In addition, in case the fine of an association is based on the turnover of its members, but the association is unable to pay the fine – as probably will often be the case – the association has to ask all its members for contributions to pay the fine. If the fine is not paid despite this in one year after the fining decision became final, the FCCA can make a proposal to the Market Court to demand payment from any of the undertakings whose representatives were members of the decision-making body of that association. Subsequently, if the fine is not paid in one year from the Market Court’s payment decision, the FCCA can propose that the Market Court orders any member of the association that was active in the market where the infringement occurred to pay the outstanding amount.
Therefore, the risk to become liable to pay fines for competition infringements has increased significantly along with the amended Competition Act for companies that are members of associations and especially for those companies whose representatives are members of decision-making bodies of associations. Naturally, a member of an association is liable to pay a fine also for its own competition infringement, if any.
Practical implications for members of associations
The amendments to the Competition Act will be challenging especially for associations whose members are of different sizes and have different levels of competition law knowledge. Companies’ compliance requirements will increase significantly when every member of an association of undertakings will have to ensure that all of the members of the association follow the law. Therefore, companies must know which associations its employees participate in and ensure that they are aware of what constitutes a competition infringement. Companies will also have to ensure that the associations comply with competition law in all their actions. In due diligence for M&A transactions, more attention should be given to memberships in associations because of the new liability risk.

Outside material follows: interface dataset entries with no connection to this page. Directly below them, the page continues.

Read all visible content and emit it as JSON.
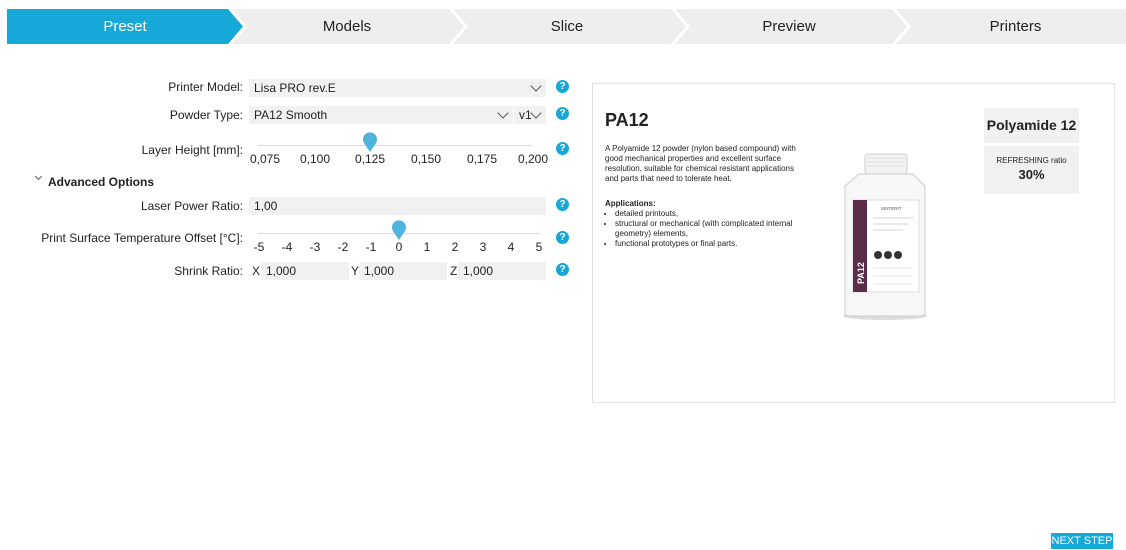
{
  "steps": [
    {
      "label": "Preset",
      "active": true
    },
    {
      "label": "Models",
      "active": false
    },
    {
      "label": "Slice",
      "active": false
    },
    {
      "label": "Preview",
      "active": false
    },
    {
      "label": "Printers",
      "active": false
    }
  ],
  "form": {
    "printer_model": {
      "label": "Printer Model:",
      "value": "Lisa PRO rev.E"
    },
    "powder_type": {
      "label": "Powder Type:",
      "value": "PA12 Smooth",
      "version": "v1"
    },
    "layer_height": {
      "label": "Layer Height [mm]:",
      "ticks": [
        "0,075",
        "0,100",
        "0,125",
        "0,150",
        "0,175",
        "0,200"
      ],
      "selected": "0,125"
    },
    "advanced_label": "Advanced Options",
    "laser_power": {
      "label": "Laser Power Ratio:",
      "value": "1,00"
    },
    "temp_offset": {
      "label": "Print Surface Temperature Offset [°C]:",
      "ticks": [
        "-5",
        "-4",
        "-3",
        "-2",
        "-1",
        "0",
        "1",
        "2",
        "3",
        "4",
        "5"
      ],
      "selected": "0"
    },
    "shrink": {
      "label": "Shrink Ratio:",
      "x_label": "X",
      "x": "1,000",
      "y_label": "Y",
      "y": "1,000",
      "z_label": "Z",
      "z": "1,000"
    },
    "help_glyph": "?"
  },
  "material": {
    "name": "PA12",
    "description": "A Polyamide 12 powder (nylon based compound) with good mechanical properties and excellent surface resolution, suitable for chemical resistant applications and parts that need to tolerate heat.",
    "applications_title": "Applications:",
    "applications": [
      "detailed printouts,",
      "structural or mechanical (with complicated internal geometry) elements,",
      "functional prototypes or final parts."
    ],
    "badge_title": "Polyamide 12",
    "refreshing_label": "REFRESHING ratio",
    "refreshing_value": "30%",
    "bottle_label": "PA12",
    "bottle_brand": "SINTERIT"
  },
  "next_step": "NEXT STEP",
  "colors": {
    "accent": "#16a9d8",
    "step_bg": "#eeeeee",
    "field_bg": "#f1f1f1",
    "slider_thumb": "#4fb3e0"
  }
}
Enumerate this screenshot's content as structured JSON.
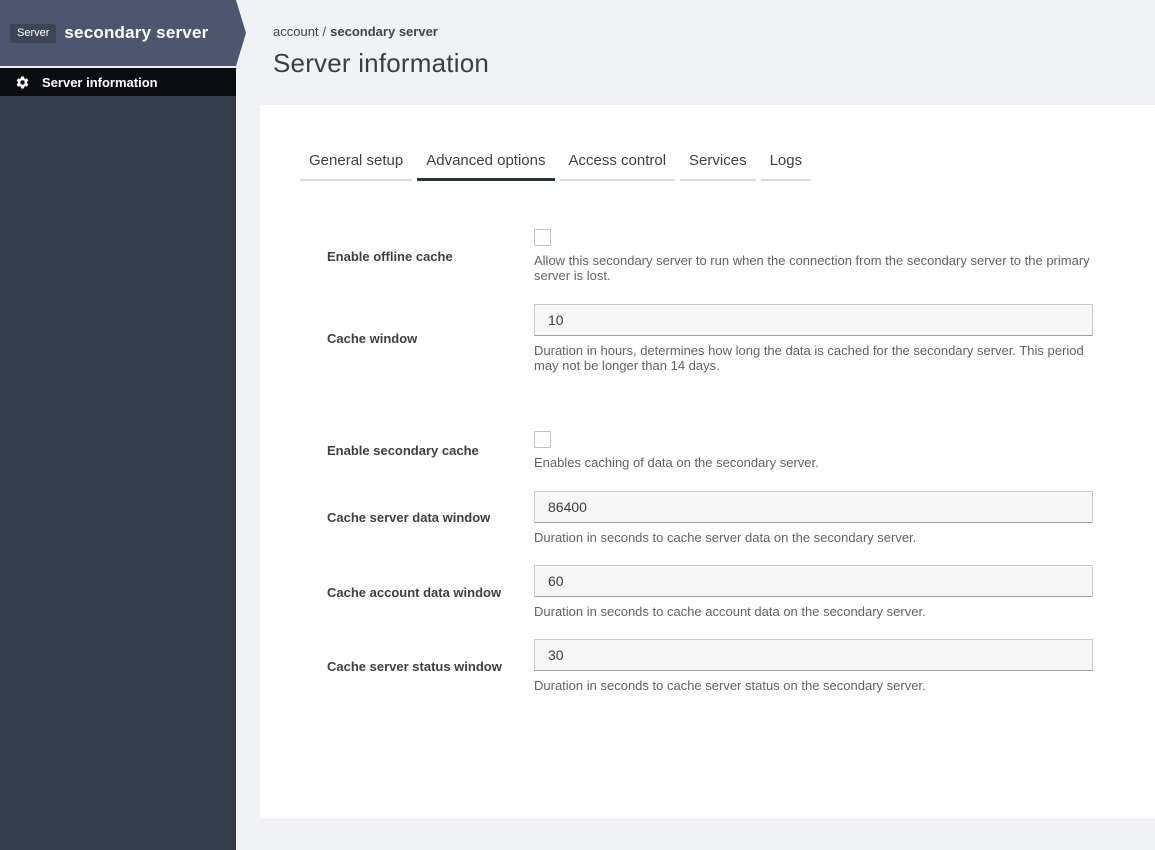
{
  "sidebar": {
    "badge": "Server",
    "title": "secondary server",
    "nav": {
      "label": "Server information",
      "icon": "gear-icon"
    }
  },
  "breadcrumb": {
    "parent": "account",
    "separator": "/",
    "current": "secondary server"
  },
  "page": {
    "title": "Server information"
  },
  "tabs": [
    {
      "label": "General setup",
      "active": false
    },
    {
      "label": "Advanced options",
      "active": true
    },
    {
      "label": "Access control",
      "active": false
    },
    {
      "label": "Services",
      "active": false
    },
    {
      "label": "Logs",
      "active": false
    }
  ],
  "form": {
    "fields": [
      {
        "type": "checkbox",
        "label": "Enable offline cache",
        "checked": false,
        "help": "Allow this secondary server to run when the connection from the secondary server to the primary server is lost."
      },
      {
        "type": "text",
        "label": "Cache window",
        "value": "10",
        "help": "Duration in hours, determines how long the data is cached for the secondary server. This period may not be longer than 14 days."
      },
      {
        "type": "checkbox",
        "label": "Enable secondary cache",
        "checked": false,
        "help": "Enables caching of data on the secondary server."
      },
      {
        "type": "text",
        "label": "Cache server data window",
        "value": "86400",
        "help": "Duration in seconds to cache server data on the secondary server."
      },
      {
        "type": "text",
        "label": "Cache account data window",
        "value": "60",
        "help": "Duration in seconds to cache account data on the secondary server."
      },
      {
        "type": "text",
        "label": "Cache server status window",
        "value": "30",
        "help": "Duration in seconds to cache server status on the secondary server."
      }
    ]
  },
  "colors": {
    "sidebar_header": "#4d566e",
    "sidebar_body": "#343b4d",
    "sidebar_nav_bg": "#0a0c12",
    "badge_bg": "#3d4456",
    "page_bg": "#f1f2f5",
    "panel_bg": "#ffffff",
    "active_tab_underline": "#2b3245",
    "inactive_tab_underline": "#dcdcdc",
    "input_bg": "#f7f7f8",
    "help_text": "#5f6368"
  }
}
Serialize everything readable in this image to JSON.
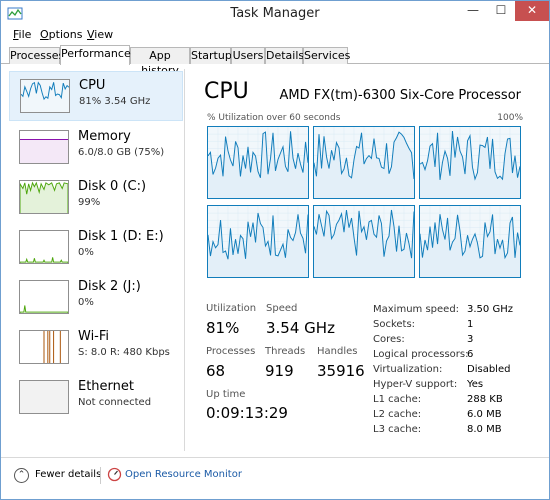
{
  "window": {
    "title": "Task Manager",
    "min_icon": "minimize-icon",
    "max_icon": "maximize-icon",
    "close_icon": "close-icon"
  },
  "menu": [
    {
      "label": "File",
      "underline": "F",
      "rest": "ile"
    },
    {
      "label": "Options",
      "underline": "O",
      "rest": "ptions"
    },
    {
      "label": "View",
      "underline": "V",
      "rest": "iew"
    }
  ],
  "tabs": [
    {
      "label": "Processes"
    },
    {
      "label": "Performance",
      "active": true
    },
    {
      "label": "App history"
    },
    {
      "label": "Startup"
    },
    {
      "label": "Users"
    },
    {
      "label": "Details"
    },
    {
      "label": "Services"
    }
  ],
  "sidebar": [
    {
      "name": "CPU",
      "sub": "81%  3.54 GHz",
      "active": true,
      "color": "#117dbb"
    },
    {
      "name": "Memory",
      "sub": "6.0/8.0 GB (75%)",
      "color": "#8b12ae"
    },
    {
      "name": "Disk 0 (C:)",
      "sub": "99%",
      "color": "#4da60c"
    },
    {
      "name": "Disk 1 (D: E:)",
      "sub": "0%",
      "color": "#4da60c"
    },
    {
      "name": "Disk 2 (J:)",
      "sub": "0%",
      "color": "#4da60c"
    },
    {
      "name": "Wi-Fi",
      "sub": "S: 8.0  R: 480 Kbps",
      "color": "#a74f01"
    },
    {
      "name": "Ethernet",
      "sub": "Not connected",
      "color": "#a74f01"
    }
  ],
  "main": {
    "title": "CPU",
    "model": "AMD FX(tm)-6300 Six-Core Processor",
    "graph_caption": "% Utilization over 60 seconds",
    "graph_max": "100%",
    "graph_color": "#117dbb",
    "stats": {
      "utilization_label": "Utilization",
      "utilization_value": "81%",
      "speed_label": "Speed",
      "speed_value": "3.54 GHz",
      "processes_label": "Processes",
      "processes_value": "68",
      "threads_label": "Threads",
      "threads_value": "919",
      "handles_label": "Handles",
      "handles_value": "35916",
      "uptime_label": "Up time",
      "uptime_value": "0:09:13:29"
    },
    "specs": [
      {
        "key": "Maximum speed:",
        "value": "3.50 GHz"
      },
      {
        "key": "Sockets:",
        "value": "1"
      },
      {
        "key": "Cores:",
        "value": "3"
      },
      {
        "key": "Logical processors:",
        "value": "6"
      },
      {
        "key": "Virtualization:",
        "value": "Disabled"
      },
      {
        "key": "Hyper-V support:",
        "value": "Yes"
      },
      {
        "key": "L1 cache:",
        "value": "288 KB"
      },
      {
        "key": "L2 cache:",
        "value": "6.0 MB"
      },
      {
        "key": "L3 cache:",
        "value": "8.0 MB"
      }
    ]
  },
  "footer": {
    "fewer_details": "Fewer details",
    "fewer_underline": "d",
    "open_monitor": "Open Resource Monitor"
  }
}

The payment of an association’s fine cannot be demanded from a member of the association in case the member can show that it has not executed the infringing decision and it either has not been aware of the decision or it has actively withdrawn from it before the FCCA’s infringement investigation started. Therefore, more competition law training should be provided in companies to ensure that representatives in associations are able to prevent, spot and withdraw from possible competitively restrictive practices.